A wise man once told me when I was just starting out as an apprentice at BEPEX, “Scott,” he said, ” What we are doing here is special. We are elite. There are not many like us.” He had my attention. After all, I was just a new apprentice. I had started as a grinder. That is one step up from the very bottom; sweeper. I actually had the huge responsibility of polishing, de-burring, sanding, surfacing and general “clean up” of all types of fabricated items. From small hand held components to huge school bus sized (and much bigger) pressure vessels. As a grinder, the finished product that we shipped often was last touched by me. In the food and chemical industry, finish is quite a big deal. After a year or so, I won a welding/ fabrication apprenticeship. I can still remember looking into the eyes of my mentor as he slowly explained his aged theory. He went on,” Scott, in every garage across Sonoma county, and anywhere for that matter, you will find a hammer, nails, a screw driver or two, a hand saw and other carpentry tools. You will rarely find a welder. A milling machine. A shear. A press break, etc…” He was right. That day I realized that, he and other mentors over the years would share with me a new language. New skill sets. Contacts. Age old processes that have not changed for 100 years. And the ability to invent new processes to accomplish a desired result. He and others would share a culture not understood by many but critical for everyday life of everyone on earth. I have been trusted with a lot more than job instructions or a career. It wasn’t until I started Trueform that I realized that people sometimes need someone that speaks the language. Someone that can identify a problem and come up with a manufactured solution. I am that person.
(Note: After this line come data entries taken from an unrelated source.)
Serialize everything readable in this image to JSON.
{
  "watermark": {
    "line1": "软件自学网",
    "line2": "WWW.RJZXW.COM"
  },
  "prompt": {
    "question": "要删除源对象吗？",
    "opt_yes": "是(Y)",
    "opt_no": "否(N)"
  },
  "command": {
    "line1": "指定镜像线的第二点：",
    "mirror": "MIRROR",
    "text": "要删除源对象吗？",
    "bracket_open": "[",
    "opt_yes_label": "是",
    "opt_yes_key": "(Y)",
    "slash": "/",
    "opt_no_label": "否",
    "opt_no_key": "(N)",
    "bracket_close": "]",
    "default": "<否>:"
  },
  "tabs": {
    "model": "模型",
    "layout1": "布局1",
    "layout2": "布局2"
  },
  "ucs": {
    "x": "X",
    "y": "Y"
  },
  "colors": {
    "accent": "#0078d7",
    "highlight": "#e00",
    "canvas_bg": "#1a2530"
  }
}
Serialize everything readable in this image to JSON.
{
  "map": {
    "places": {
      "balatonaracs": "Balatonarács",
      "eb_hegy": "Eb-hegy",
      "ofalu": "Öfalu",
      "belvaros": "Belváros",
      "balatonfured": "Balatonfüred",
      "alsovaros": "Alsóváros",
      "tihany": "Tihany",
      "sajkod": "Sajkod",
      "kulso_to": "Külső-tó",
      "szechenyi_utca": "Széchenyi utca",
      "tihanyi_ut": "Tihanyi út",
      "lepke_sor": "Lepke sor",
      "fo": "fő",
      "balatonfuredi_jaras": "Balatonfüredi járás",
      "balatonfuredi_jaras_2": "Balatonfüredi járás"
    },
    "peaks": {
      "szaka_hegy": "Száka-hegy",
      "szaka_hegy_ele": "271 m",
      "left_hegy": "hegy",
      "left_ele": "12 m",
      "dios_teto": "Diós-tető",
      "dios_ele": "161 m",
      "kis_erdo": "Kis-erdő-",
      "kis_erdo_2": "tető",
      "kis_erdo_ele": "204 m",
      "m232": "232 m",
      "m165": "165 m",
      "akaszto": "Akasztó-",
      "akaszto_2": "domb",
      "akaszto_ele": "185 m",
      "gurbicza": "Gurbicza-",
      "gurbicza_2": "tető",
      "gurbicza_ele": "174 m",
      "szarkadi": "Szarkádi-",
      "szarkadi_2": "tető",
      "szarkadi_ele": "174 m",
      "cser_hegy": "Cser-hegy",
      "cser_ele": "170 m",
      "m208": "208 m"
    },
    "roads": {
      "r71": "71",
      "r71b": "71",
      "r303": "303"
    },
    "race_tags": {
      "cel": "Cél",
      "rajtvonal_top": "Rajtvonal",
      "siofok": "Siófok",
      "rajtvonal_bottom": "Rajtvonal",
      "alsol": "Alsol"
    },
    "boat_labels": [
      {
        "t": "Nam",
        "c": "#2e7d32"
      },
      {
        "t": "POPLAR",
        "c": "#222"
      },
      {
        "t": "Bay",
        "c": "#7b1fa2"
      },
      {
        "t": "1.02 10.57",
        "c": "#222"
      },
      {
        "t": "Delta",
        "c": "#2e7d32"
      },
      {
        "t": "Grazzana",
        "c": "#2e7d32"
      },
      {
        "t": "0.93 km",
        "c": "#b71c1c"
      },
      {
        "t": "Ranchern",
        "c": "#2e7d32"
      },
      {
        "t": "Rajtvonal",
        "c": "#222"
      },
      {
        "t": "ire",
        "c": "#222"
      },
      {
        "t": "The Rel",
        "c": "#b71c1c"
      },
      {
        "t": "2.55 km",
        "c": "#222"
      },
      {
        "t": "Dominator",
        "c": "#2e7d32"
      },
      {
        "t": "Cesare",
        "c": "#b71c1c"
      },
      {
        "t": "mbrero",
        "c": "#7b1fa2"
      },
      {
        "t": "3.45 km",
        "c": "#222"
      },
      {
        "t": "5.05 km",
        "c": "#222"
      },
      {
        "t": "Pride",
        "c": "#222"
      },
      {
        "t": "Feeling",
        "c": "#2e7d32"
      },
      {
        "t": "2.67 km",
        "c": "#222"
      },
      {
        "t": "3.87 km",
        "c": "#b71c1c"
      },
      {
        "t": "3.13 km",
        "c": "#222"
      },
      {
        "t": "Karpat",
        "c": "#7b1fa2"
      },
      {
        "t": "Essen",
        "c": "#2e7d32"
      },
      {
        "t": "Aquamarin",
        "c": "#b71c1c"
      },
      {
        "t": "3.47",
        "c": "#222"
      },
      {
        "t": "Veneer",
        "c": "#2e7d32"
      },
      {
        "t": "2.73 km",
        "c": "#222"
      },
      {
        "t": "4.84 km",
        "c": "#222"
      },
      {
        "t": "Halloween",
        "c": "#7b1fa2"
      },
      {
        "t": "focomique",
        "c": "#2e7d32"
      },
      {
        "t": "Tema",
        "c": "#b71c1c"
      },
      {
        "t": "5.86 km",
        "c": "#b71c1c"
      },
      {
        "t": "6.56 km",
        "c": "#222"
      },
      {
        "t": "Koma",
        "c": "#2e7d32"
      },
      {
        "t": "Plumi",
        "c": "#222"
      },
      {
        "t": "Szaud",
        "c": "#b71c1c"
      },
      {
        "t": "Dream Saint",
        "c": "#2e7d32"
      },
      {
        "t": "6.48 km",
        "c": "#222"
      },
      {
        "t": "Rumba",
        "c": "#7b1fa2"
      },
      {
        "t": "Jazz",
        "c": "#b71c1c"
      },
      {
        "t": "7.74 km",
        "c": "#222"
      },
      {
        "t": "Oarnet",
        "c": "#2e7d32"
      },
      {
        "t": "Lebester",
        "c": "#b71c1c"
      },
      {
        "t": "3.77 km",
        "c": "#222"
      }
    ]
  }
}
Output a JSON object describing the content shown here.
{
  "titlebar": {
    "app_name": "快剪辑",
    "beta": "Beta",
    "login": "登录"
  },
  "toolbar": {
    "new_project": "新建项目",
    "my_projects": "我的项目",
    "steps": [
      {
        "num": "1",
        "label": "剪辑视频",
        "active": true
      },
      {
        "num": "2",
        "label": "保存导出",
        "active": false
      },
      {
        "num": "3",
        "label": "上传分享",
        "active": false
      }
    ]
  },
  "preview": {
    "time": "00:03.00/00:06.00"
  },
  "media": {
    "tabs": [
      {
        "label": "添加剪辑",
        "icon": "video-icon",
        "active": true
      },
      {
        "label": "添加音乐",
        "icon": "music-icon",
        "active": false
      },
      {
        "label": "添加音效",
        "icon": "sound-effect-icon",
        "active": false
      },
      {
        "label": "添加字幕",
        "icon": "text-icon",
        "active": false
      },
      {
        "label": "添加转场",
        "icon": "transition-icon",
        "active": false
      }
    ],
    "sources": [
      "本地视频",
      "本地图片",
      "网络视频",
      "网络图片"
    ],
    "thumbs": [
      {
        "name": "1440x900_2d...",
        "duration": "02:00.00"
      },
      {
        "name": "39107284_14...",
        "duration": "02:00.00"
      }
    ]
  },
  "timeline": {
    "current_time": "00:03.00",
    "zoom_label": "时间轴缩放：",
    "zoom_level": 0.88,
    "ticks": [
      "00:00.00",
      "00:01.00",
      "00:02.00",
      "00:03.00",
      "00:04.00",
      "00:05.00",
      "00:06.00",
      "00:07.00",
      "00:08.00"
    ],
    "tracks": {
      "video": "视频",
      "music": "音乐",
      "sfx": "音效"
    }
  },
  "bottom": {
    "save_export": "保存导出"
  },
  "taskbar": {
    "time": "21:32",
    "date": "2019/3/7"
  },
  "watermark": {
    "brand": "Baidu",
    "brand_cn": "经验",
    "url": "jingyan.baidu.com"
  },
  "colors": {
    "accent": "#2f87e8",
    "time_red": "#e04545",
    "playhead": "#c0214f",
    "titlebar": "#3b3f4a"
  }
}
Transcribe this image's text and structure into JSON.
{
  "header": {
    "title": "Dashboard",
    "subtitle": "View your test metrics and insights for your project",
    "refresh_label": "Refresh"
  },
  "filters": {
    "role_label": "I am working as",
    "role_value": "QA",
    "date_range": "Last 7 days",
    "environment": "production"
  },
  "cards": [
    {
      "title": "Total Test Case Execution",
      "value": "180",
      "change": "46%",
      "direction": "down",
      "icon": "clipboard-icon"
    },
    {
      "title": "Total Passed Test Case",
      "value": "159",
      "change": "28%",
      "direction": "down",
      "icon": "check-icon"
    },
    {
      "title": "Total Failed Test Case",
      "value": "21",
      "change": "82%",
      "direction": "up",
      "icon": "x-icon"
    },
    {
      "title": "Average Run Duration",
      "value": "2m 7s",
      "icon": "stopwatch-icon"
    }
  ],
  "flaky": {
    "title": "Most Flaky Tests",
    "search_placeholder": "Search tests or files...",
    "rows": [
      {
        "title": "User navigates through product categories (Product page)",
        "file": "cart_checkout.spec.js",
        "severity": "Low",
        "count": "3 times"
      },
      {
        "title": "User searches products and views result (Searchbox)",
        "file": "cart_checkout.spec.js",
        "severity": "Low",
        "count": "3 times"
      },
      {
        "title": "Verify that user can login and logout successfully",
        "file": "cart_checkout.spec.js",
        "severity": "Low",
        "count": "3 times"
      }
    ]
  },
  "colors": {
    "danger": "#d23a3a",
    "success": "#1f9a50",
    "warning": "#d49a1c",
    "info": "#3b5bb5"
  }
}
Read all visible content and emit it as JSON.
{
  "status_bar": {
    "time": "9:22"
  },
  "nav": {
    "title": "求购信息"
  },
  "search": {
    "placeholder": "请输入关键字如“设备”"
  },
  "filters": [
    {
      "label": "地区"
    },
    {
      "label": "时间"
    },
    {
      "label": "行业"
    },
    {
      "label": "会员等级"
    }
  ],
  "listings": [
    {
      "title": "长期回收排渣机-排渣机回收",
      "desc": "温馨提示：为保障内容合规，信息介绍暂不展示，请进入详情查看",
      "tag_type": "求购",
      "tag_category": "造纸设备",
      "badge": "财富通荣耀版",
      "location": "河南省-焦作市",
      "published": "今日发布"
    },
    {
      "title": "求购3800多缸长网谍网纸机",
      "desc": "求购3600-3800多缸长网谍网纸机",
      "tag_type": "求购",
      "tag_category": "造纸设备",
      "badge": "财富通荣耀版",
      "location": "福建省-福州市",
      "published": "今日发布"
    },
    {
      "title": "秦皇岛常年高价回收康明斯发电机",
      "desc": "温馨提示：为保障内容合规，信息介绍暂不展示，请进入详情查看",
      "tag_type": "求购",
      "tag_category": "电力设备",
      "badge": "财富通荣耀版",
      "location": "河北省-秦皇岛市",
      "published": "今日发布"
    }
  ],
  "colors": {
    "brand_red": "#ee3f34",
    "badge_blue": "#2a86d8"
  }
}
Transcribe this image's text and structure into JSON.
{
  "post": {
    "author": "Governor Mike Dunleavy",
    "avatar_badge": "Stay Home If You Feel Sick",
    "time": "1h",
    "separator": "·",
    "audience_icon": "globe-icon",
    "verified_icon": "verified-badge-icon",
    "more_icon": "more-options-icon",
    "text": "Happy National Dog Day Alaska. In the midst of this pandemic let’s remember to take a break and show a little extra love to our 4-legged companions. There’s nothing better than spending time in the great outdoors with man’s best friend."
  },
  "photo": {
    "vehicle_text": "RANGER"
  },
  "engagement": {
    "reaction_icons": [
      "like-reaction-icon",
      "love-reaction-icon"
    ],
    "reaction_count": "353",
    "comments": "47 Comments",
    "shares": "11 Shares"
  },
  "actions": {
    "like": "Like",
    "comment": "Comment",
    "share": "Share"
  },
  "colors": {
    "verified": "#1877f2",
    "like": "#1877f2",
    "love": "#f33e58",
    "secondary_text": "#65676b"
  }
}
So, what’s your problem? And how can I develop a fix for you?

I’ve done that like a thousand times….

Really, one thousand times. I don’t think I’ve ever done anything a thousand times. Maybe hundreds, but thousands? Recently my son’s Little League contacted me because they wanted to do something special for a coach that has been in the league for 40 years. John Perry has coached now, over 1000 little league games! Quite a feat! In fact, he has coached more Little League games than anyone in history as I understand it. Therefore when the Westside Little League wanted to name the field where they play after John, they knew a sign would be required. One of the board members contacted me to see if I could bid the job. The budget would be tight and the delivery date was critical. It would need to be delivered for a special ceremony dedicated to Mr. Perry. And of course, the colors would have to be that of the Oakland A’s. Well the job was a success and forevermore our field will be known as “John Perry Field”. I am humbled to be part of this project.  The back story of John’s years of dedication are what make the job so rewarding. What is your story? What will your sign say? Can I bid it for you?

Scott